Invention of the ZoopraxiscopeEadweard Muybridge developed a fast camera shutter and used other state-of-the-art techniques of his day to make the first photographs that show sequences of movement. In 1879, the Zoopraxiscope was developed by Eadweard Muybridge, which projected a series of images in successive phases of movement obtained through the use of multiple cameras.In Eadweard Muybridge's most famous motion studies, a row of cameras snapped a dozen or more photographs of a passing horse; the public was astonished to see proof that a trotting horse can simultaneously have all four hooves off the ground. For this experiment Muybridge devised a fast camera shutter and used a new, more sensitive photographic process, both of which dramatically reduced exposure time and produced crisp images of moving objects.

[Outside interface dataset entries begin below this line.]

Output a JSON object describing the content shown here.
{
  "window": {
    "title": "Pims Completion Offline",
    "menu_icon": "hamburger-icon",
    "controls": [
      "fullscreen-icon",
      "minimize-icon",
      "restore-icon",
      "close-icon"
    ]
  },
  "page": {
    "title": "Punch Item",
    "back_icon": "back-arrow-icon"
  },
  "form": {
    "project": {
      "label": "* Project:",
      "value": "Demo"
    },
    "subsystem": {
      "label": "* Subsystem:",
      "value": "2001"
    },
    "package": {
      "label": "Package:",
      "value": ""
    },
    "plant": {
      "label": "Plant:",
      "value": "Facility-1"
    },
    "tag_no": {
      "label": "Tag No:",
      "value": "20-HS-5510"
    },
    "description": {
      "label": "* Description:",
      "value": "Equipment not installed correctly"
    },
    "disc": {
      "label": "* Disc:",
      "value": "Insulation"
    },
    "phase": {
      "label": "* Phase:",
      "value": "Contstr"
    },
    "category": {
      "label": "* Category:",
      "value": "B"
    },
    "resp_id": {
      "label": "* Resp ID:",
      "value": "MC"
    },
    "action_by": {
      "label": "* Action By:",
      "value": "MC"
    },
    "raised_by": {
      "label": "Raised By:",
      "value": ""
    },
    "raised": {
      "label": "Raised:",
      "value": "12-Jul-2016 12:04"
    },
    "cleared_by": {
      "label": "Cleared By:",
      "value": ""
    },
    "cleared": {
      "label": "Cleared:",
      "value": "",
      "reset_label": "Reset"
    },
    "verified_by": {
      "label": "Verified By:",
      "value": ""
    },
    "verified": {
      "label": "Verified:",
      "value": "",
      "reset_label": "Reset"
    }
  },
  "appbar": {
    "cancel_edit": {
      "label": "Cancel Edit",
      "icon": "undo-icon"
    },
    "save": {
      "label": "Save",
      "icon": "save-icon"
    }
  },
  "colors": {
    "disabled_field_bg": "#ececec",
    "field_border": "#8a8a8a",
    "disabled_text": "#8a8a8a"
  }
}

Eadweard Muybridge was born and died in Kingston upon Thames, Surrey, England. The majority of his work as a professional photographer and innovator occurred in America.